If all your information about alimony comes from stand-up comedy routines, you might think that courts require men to pay 50 percent or more of their income to their ex-wives, who, for their part, avoid seeking employment while they start a new life with their live-in boyfriends. If your information comes from friends who have divorced in the last decade or so, then you might think that permanent alimony is a thing of the past. The truth is somewhere in between. Every family is different, and judges consider many factors when deciding how much alimony should be paid and the timeframe for paying it. If you have questions about alimony or want to modify your alimony agreement, contact a Tennessee alimony lawyer.
The Case for Permanent Alimony
Permanent alimony was the usual way of awarding alimony in previous generations, when divorce was much less common, and when women had far fewer opportunities to earn an income. Today, most marriages involve two spouses who work and earn an income, so alimony payments are usually for a smaller amount and a shorter period of time. Judges usually do not even consider permanent alimony an option unless the couple have been married for at least 17 years. The recipients of permanent alimony are usually women, age 50 or older, who were out of the workforce for many years and whose income earning potential is limited, even if they are employed at the time of the divorce. The court may also award permanent alimony to a spouse whose ability to work is limited because of a disability or chronic illness.
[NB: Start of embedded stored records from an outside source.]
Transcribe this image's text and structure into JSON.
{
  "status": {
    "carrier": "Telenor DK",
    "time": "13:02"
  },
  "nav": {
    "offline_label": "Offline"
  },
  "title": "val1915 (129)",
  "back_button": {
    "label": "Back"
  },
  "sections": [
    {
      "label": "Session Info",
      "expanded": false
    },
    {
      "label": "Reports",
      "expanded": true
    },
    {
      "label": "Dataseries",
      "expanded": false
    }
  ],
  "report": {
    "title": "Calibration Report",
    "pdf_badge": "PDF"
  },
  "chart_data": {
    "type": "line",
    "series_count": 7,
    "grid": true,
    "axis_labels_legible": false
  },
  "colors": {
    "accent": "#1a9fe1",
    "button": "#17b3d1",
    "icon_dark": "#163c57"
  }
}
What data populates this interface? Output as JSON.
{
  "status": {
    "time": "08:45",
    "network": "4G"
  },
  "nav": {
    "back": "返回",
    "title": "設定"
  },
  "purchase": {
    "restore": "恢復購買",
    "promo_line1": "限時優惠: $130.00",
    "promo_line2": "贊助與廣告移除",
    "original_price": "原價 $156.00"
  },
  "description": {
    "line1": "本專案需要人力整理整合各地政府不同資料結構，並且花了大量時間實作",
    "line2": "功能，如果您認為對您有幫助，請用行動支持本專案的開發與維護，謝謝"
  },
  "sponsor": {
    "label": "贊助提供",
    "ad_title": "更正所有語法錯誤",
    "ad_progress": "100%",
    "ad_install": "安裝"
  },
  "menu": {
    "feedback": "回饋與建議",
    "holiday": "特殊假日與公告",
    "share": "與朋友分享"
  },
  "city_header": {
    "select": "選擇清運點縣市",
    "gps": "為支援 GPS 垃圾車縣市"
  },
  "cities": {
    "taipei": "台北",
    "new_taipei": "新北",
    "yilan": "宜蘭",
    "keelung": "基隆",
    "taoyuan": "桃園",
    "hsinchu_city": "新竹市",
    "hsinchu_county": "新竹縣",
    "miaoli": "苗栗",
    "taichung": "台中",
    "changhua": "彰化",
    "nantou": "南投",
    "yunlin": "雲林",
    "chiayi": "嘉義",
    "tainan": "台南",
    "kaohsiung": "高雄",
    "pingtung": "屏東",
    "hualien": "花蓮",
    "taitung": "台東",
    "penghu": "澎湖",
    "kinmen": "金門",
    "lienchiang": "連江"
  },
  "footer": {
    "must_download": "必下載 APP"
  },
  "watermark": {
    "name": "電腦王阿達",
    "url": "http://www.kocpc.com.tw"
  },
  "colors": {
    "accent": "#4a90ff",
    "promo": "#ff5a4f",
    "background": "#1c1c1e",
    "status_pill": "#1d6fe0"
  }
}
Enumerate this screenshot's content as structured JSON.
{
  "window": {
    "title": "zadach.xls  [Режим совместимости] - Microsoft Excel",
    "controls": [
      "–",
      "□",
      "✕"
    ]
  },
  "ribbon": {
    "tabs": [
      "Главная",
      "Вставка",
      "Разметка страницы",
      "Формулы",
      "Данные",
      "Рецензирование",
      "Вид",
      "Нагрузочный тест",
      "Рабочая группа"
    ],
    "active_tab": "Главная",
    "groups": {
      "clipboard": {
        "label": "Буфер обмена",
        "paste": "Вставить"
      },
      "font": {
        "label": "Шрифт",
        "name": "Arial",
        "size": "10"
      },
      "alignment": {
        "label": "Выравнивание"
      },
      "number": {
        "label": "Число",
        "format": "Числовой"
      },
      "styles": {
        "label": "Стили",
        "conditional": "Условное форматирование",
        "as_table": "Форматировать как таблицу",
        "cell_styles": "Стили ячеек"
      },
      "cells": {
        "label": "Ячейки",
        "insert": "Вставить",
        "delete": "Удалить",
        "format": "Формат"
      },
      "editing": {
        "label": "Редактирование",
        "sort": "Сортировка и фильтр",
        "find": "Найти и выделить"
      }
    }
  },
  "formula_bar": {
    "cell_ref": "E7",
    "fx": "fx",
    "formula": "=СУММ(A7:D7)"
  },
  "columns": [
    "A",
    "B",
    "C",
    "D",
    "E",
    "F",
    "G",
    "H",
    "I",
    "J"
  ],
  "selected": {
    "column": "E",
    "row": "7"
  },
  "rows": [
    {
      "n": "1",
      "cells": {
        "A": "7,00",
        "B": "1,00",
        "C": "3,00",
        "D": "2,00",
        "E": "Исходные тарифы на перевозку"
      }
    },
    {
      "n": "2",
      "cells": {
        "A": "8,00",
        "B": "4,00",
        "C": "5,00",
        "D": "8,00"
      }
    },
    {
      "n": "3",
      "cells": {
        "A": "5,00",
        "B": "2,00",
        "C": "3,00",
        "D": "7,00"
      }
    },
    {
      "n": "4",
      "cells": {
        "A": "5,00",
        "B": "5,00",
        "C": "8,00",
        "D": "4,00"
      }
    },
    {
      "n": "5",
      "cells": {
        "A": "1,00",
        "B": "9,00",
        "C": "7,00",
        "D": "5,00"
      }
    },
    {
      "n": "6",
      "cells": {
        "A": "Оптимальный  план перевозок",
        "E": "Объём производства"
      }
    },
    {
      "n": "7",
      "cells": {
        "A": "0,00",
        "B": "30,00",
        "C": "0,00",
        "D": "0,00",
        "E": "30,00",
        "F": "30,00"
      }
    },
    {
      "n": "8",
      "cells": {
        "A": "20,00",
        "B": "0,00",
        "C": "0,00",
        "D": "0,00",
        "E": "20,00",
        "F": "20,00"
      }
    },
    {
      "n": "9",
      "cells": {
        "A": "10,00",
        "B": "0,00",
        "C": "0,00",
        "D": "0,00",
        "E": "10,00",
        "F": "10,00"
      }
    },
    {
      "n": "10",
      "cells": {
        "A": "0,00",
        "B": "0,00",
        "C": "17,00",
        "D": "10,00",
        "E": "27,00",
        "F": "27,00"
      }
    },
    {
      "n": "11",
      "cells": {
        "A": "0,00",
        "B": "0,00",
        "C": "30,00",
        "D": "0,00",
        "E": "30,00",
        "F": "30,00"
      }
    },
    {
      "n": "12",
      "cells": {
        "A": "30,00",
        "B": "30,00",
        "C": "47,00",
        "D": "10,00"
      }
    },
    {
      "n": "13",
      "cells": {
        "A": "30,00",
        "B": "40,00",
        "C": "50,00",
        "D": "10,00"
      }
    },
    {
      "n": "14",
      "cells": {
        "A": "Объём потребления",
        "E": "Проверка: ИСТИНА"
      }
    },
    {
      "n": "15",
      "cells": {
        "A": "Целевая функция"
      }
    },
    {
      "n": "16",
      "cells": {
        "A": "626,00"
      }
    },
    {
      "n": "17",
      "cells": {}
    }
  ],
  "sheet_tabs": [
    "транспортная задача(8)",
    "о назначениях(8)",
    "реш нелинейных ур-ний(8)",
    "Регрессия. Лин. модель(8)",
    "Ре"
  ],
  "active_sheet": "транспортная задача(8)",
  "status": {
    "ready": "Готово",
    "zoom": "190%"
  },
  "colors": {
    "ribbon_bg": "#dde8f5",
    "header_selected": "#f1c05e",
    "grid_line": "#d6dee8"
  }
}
Details of the Gonsewski Case
Craig and Johanna Gonsewski married in Alabama in 1987, when they were both 21 years old. Both Craig and Johanna remained employed throughout the marriage, even when their daughters were young. They began divorce proceedings in 2007, and the divorce became final in 2009, at which point both daughters were legal adults. The court based its decision about property division on the parties’ income as of 2008. That year, Johanna’s salary as a civil servant was $72,000, while Craig’s salary in an upper management position at a restaurant equipment manufacturing company was $137,418; both spouses earned bonuses in addition to their salaries. The court did not order any spousal support, but it awarded Johanna a greater share of the proceeds after the sale of the family home.
Johanna appealed the decision, arguing that she was entitled to spousal support because her income was lower than Craig’s. The Appeals Court awarded her $1,250 per month in permanent alimony. Craig appealed this decision, and the Tennessee Supreme Court sided with him.
Contact Patrick L. Looper About Alimony Cases
There is no one-size-fits-all solution when it comes to alimony; every family must move on from divorce in its own way. A Knoxville family lawyer can help you achieve or modify an alimony agreement that is fair to you, whether you are the one paying or receiving the alimony. Contact Knoxville alimony attorney Patrick L. Looper for a consultation.